The Importance of Closing the Front Gate
I recently came across a story in the news about a new type of virus, named ‘Chameleon’, which seeks to gain access to the networks of people who hadn’t changed their admin passcode on their WiFi.
They might have changed the WiFi key, but the admin password was left with the default one – probably something like ‘password’.
Once it gains access, the virus spreads like wildfire from unprotected network to unprotected network – all by rewriting the firmware on the wireless access point with new code.
Thankfully Chameleon is in the hands of the good guys, having been created by researchers in Liverpool to prove a point. Now that they have demonstrated the threat, they are looking at creating a product that will prevent similar hacking attempts. This would purportedly get around the problem of users not updating their security settings themselves.
This kind of vulnerability – leaving default passwords unchanged – made me think of a particular scene in the second Lord of the Rings film – The Two Towers.
Towards the end of the film is the climactic battle at Helm’s Deep – a supposedly impenetrable fortress, under the current ownership of the people of Rohan.
Helm’s Deep has but one weakness. Its outer walls are solid rock, except for a small gap at its base which is “little more than a drain”. The bad guys, the Uruk-Hai, who are attempting to destroy every man, woman and child in Rohan, exploit this weakness by, well, blowing it up.
The Uruk-Hai spill into the fortress like Friday night pub goers at 5pm.
My point is that you can make your IT network the strongest fortress in the world – multiple verification logins, restrictive access, monitoring… the lot.
However, if you leave the front gate open, you will never be as secure as you want to be.
At TSG we would look to change the default WiFi passwords for our customers, but what about people using their home network to work remotely?

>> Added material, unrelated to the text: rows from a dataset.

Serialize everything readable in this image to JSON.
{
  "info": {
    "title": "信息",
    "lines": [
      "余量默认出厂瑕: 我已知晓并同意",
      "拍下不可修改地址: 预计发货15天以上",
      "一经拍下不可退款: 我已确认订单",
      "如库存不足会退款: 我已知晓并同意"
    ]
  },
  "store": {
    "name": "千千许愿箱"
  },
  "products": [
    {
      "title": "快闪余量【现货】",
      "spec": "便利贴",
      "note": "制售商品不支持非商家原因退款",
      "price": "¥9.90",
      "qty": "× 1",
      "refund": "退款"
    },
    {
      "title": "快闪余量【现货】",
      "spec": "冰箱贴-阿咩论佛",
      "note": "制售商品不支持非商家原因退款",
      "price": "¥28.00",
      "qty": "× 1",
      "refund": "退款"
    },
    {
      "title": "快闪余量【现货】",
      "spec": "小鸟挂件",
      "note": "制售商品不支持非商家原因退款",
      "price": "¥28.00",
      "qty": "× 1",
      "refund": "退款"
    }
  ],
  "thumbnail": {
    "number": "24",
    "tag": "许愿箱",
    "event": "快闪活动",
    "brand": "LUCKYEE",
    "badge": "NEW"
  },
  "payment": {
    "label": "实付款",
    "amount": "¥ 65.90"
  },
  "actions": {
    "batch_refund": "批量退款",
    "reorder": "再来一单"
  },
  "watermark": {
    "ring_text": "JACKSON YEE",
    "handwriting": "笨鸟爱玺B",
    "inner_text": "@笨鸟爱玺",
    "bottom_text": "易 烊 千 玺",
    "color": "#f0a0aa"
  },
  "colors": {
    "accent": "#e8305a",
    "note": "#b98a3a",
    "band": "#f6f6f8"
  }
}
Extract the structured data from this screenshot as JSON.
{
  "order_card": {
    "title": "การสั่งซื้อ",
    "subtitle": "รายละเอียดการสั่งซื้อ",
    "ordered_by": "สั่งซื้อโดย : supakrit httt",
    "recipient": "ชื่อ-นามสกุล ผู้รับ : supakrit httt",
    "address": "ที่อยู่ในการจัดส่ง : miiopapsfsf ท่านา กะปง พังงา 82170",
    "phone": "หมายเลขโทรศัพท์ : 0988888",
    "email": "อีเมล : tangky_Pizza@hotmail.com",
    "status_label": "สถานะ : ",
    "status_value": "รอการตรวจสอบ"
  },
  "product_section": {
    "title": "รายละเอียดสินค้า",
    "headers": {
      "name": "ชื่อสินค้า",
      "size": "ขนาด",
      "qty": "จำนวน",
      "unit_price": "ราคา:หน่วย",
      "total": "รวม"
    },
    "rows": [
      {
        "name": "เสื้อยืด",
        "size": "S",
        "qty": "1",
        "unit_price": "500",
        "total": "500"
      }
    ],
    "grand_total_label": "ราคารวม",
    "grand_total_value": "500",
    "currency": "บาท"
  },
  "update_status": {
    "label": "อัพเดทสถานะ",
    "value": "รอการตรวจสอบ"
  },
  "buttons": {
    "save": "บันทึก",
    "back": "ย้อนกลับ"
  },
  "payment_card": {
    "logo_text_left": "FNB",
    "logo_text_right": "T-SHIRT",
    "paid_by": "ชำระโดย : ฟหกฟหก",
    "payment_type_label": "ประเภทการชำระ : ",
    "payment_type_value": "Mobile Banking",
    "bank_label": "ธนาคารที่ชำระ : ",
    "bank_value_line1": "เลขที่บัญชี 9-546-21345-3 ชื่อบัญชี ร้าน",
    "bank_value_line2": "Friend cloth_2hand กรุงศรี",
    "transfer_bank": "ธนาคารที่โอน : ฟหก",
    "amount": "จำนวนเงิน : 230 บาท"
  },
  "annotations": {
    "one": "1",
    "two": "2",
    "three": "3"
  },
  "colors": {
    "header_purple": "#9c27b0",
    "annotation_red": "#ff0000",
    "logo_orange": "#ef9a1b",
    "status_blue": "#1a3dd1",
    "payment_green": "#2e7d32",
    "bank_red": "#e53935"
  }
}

Once hackers get control of your files there’s no telling what they’ll do with them, and they may even hold you to ransom for them.
Accessing your work folders using an unprotected WiFi hub is a very good way of letting them in.
And now to a story where, unfortunately, the virus is very much in the control of the bad guys.
What’sApp has made the headlines in recent weeks for its arguably ludicrous selling tag of $19b to Facebook.
What hasn’t had quite made so many headlines is a fake desktop version of the app being released.
Currently What’sApp doesn’t offer a desktop client for Mac and Windows, but hackers, pretending to be from the company, sent users (mostly based in Brazil) an email encouraging them to download a version of it.
When they did, Trojan malware was implanted on their device; designed to hack into your files and uncover passwords and data.
Over 250,000 new pieces of malicious code are being detected every day, and for every step forward in technology, malware tries to put it two steps back.
Hackers tend to prey on users who are simply trying to make their lives easier, or are not truly aware of the real security implications (another story this week tells of 300,000 routers being taken over through lack of security and loopholes in software).
Critically, users need to make sure that they close that front gate. Spending lots of cash on building a solid rock wall won’t make any difference if something obvious gets overlooked, which then creates a much easier way in.
I used the Lord of the Rings analogy before but you could always use the classic Death Star/ unshielded exhaust port which my colleague Mike Tudor blogs about in ‘Is your business like the Death Star?’